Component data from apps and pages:
────
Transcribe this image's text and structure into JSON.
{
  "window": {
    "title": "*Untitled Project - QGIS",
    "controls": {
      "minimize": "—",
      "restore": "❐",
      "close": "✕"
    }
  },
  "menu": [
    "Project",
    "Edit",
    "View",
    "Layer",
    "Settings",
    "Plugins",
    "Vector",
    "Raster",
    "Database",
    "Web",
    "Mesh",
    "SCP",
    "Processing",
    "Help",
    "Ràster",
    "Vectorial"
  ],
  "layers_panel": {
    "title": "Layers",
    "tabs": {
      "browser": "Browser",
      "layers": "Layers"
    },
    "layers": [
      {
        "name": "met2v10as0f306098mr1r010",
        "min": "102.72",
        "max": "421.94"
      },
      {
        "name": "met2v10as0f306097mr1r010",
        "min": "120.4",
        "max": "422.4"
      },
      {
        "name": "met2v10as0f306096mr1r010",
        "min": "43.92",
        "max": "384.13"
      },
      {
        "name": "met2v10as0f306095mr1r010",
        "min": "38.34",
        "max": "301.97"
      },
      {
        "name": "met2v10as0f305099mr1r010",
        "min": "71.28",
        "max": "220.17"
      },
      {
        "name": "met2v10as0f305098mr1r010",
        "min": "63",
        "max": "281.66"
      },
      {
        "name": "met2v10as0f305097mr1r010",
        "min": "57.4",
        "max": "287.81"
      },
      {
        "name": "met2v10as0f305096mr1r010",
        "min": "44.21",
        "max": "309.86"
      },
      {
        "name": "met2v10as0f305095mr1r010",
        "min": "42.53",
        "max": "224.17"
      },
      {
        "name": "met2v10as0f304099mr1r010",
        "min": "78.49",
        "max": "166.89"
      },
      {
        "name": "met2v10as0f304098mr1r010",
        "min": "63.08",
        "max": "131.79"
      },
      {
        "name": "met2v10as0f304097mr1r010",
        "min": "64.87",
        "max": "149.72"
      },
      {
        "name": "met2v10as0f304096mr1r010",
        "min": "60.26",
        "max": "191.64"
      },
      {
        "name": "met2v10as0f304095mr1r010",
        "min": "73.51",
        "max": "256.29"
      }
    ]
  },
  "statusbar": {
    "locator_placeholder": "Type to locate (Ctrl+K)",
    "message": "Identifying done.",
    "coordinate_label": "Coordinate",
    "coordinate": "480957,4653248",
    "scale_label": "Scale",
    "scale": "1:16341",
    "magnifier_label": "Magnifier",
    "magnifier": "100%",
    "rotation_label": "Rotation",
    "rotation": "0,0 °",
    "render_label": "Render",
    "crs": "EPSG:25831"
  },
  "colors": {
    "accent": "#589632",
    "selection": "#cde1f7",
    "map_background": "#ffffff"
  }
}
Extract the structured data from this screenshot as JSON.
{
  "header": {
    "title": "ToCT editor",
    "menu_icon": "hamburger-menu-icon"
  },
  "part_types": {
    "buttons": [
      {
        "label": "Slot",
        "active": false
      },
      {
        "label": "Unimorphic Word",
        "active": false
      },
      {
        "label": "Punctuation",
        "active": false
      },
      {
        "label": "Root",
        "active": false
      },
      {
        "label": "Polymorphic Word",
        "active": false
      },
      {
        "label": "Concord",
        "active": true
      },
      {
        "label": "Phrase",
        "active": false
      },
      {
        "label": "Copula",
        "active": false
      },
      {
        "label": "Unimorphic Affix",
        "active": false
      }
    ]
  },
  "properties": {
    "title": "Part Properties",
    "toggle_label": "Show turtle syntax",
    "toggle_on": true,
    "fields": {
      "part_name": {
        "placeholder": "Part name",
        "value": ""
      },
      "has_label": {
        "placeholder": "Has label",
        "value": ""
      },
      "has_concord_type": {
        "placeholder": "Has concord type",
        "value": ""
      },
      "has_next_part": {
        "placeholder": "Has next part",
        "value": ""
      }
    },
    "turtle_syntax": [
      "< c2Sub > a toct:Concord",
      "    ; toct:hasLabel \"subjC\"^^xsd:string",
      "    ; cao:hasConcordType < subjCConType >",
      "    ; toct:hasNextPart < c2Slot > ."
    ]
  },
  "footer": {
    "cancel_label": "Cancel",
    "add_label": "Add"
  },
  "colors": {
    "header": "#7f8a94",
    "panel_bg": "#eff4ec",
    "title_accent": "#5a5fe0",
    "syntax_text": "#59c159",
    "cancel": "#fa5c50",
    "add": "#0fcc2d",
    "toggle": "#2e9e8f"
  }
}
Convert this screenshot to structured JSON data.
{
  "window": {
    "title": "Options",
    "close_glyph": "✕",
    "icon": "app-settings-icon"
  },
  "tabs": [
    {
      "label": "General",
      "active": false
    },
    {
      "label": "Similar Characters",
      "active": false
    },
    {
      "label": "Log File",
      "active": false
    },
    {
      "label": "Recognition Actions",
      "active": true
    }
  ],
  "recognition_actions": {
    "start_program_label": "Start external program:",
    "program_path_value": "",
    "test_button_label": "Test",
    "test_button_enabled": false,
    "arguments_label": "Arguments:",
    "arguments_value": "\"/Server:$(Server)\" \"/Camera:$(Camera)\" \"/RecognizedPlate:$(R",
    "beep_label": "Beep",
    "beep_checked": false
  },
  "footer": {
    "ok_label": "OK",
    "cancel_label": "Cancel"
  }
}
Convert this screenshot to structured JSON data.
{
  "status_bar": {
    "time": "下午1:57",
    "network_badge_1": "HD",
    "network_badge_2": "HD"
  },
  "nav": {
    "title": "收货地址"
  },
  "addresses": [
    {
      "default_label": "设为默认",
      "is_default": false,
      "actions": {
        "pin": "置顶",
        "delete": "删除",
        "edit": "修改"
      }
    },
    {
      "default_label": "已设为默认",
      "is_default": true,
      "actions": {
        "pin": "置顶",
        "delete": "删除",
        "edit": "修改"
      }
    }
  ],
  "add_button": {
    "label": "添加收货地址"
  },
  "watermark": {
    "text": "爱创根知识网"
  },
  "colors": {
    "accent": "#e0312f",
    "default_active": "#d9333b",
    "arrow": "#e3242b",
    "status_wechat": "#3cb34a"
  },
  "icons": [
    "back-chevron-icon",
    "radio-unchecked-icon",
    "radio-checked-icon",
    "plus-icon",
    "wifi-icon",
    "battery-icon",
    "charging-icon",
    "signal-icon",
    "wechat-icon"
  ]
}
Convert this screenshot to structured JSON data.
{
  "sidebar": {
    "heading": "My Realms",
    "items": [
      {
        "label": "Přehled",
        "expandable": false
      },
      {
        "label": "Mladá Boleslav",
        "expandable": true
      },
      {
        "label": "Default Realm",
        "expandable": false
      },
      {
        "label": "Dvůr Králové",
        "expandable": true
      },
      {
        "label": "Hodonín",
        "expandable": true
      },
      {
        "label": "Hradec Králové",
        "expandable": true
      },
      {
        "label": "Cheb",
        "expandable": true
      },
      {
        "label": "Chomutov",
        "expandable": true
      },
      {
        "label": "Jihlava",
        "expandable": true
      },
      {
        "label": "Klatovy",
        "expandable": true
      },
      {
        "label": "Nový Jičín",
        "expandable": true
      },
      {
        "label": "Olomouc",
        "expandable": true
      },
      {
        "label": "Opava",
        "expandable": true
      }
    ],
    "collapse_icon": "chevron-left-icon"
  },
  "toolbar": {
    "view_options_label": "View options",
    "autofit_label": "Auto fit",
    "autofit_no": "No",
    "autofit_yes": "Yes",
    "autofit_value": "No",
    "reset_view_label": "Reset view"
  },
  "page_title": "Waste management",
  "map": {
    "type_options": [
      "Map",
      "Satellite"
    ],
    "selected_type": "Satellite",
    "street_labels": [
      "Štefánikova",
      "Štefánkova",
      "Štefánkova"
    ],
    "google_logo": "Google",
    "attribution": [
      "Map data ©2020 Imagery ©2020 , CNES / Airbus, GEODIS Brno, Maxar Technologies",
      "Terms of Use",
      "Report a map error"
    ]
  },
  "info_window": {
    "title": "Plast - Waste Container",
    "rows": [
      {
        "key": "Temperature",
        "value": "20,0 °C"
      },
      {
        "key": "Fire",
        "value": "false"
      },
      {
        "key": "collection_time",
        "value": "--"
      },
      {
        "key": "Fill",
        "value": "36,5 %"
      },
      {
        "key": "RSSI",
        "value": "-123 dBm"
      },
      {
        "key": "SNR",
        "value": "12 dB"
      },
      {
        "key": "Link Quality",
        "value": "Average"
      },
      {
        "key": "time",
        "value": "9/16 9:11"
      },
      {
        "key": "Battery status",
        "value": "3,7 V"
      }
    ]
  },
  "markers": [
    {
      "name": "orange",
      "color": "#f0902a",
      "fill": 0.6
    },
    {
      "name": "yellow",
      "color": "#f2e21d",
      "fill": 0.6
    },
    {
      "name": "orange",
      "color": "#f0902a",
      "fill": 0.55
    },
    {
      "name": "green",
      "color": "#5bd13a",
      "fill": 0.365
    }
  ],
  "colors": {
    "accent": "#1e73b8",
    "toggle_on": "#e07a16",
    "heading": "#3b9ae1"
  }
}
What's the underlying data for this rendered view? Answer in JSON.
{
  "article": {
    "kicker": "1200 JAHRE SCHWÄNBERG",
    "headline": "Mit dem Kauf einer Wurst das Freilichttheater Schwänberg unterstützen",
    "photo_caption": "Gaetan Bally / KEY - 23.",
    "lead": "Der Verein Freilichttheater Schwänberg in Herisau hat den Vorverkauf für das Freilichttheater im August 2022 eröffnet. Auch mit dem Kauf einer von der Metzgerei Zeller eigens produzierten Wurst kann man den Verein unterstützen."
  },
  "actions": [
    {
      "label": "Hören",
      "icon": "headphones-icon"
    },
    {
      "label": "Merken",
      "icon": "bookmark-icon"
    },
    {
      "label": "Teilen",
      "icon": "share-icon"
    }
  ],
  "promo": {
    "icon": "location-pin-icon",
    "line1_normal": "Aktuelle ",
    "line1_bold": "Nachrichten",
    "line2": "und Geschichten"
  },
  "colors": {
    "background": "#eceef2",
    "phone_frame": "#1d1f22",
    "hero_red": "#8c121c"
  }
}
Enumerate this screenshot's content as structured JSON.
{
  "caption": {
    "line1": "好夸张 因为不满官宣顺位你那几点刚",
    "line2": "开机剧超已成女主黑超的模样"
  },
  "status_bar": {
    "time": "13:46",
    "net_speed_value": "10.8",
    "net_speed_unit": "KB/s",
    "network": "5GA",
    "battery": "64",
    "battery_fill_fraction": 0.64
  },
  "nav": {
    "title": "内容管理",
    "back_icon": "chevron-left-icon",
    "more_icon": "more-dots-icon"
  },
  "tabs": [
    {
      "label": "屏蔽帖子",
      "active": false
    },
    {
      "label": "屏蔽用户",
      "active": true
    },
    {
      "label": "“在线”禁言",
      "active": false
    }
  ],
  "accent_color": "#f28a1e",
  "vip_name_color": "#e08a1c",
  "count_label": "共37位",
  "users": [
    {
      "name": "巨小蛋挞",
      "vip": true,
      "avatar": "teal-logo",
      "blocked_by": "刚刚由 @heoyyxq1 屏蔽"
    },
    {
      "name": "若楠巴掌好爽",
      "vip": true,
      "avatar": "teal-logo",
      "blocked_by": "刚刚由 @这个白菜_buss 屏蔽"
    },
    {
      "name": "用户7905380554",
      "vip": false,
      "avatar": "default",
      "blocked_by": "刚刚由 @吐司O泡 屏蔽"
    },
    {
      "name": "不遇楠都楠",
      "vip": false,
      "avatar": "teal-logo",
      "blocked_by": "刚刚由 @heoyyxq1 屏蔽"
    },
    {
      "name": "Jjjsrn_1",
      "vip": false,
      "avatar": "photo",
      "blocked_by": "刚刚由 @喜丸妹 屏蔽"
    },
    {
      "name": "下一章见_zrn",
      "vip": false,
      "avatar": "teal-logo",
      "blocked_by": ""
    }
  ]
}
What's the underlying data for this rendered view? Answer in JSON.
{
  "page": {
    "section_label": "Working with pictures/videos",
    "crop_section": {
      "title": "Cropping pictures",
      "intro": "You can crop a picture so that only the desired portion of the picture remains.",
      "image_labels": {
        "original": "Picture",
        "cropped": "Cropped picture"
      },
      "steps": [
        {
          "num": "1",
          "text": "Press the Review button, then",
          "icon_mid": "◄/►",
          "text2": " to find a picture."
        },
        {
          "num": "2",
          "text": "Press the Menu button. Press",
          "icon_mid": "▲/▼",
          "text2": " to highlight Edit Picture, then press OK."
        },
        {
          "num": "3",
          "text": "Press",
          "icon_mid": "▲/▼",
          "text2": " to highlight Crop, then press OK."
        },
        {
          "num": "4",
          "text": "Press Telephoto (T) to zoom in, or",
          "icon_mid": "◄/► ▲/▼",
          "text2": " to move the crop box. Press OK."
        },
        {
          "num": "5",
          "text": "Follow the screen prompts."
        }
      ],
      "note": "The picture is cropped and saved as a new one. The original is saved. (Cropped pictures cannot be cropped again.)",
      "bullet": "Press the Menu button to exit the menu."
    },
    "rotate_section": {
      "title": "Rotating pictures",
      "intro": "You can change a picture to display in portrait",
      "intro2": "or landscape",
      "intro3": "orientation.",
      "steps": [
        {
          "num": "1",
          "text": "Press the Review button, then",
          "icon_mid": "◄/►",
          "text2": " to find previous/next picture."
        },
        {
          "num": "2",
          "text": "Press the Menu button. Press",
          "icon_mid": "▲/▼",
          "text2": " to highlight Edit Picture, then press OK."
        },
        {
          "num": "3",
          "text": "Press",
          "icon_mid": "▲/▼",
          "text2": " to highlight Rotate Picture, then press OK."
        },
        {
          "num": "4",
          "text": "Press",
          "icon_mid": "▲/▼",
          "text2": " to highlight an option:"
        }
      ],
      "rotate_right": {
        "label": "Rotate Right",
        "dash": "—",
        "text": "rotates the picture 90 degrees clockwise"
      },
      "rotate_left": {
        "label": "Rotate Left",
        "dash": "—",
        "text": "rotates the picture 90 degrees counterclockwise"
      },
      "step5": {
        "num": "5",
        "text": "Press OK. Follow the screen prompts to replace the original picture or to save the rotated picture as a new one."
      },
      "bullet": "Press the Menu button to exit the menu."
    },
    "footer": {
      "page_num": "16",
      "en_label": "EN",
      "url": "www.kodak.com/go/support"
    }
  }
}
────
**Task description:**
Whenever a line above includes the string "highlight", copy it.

**Result:**
          "text2": " to highlight Edit Picture, then press OK."
          "text2": " to highlight Crop, then press OK."
          "text2": " to highlight Edit Picture, then press OK."
          "text2": " to highlight Rotate Picture, then press OK."
          "text2": " to highlight an option:"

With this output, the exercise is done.